The National Network for Youth (NN4Y) is the nation’s leading network of homeless and runaway youth programs. The Network champions the needs of runaway, homeless, and other disconnected youth through strengthening the capacity of community-based services, facilitating resource sharing, and educating the public and policy makers. NN4Y’s members serve homeless youth across the country, working collaboratively to prevent youth homelessness and the inherent risks of living on the streets, including exploitation, human trafficking, criminal justice involvement, or death. For more information, visit www.nn4youth.org.
The National Association for the Education of Homeless Children and Youth is a national membership association dedicated to supporting the educational success of children and youth experiencing homelessness. NAEHCY connects educators, service providers, advocates, families and youth to ensure school attendance and overall success for children and youth whose lives have been disrupted by homelessness. NAEHCY accomplishes its mission through advocacy, partnerships, and education. For more information, visit www.naehcy.org.
The National Center for Housing and Child Welfare (NCHCW) links housing resources and knowledge to child welfare agencies in order to improve family functioning, prevent family homelessness, and reduce the need for out-of-home placement. NCHCW also brings housing resources to child welfare agencies in order to ensure that older youth in foster care have a connection to permanent family as well as a solid plan for stable housing and services to help them be successful as adults.

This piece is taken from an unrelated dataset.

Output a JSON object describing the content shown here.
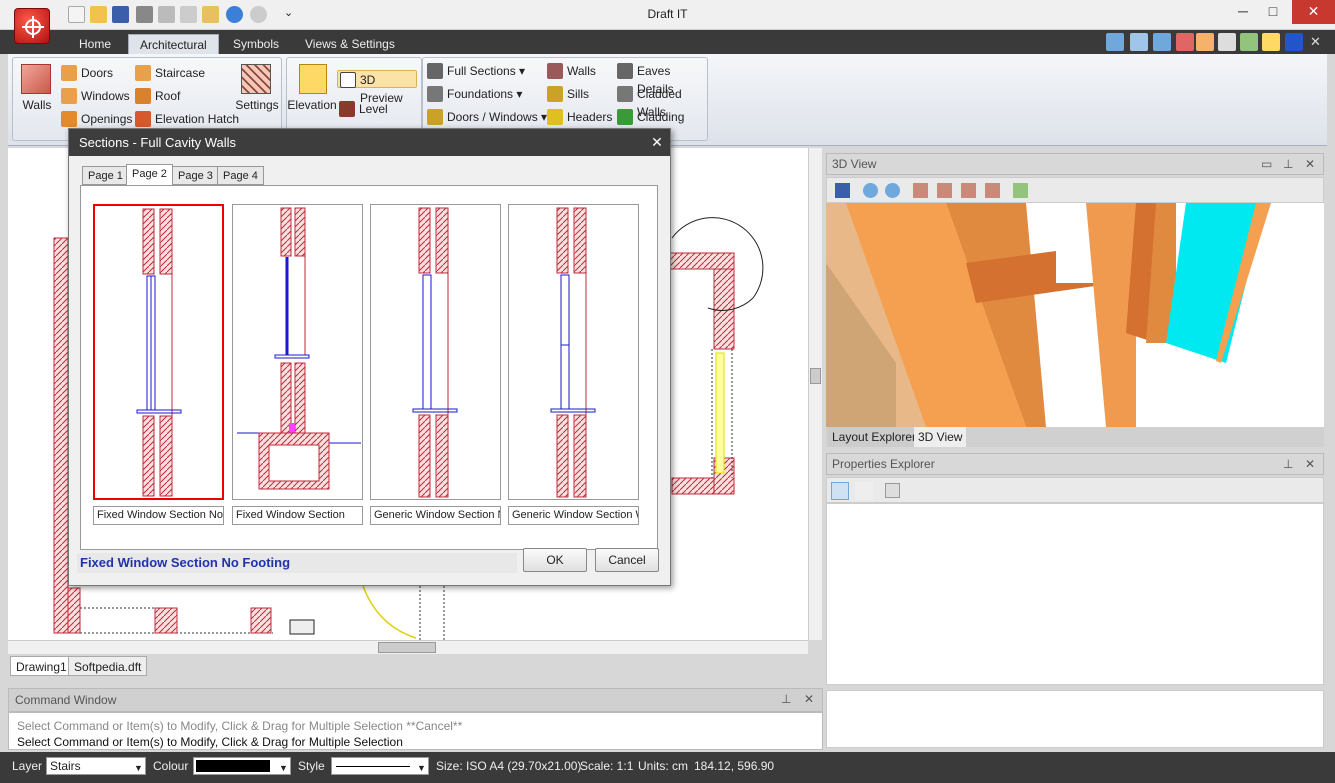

The National Law Center on Homelessness & Poverty (NLCHP) is a 501(c) 3 organization based in Washington, D.C. and founded in 1989 as the legal arm of the national movement to end and prevent homelessness. Through policy advocacy, public education, and impact litigation, NLCHP addresses the root causes of homelessness and seeks to meet both the immediate and long-term needs of homeless and poor people. Through training and support, NLCHP also enhances the capacity of local groups.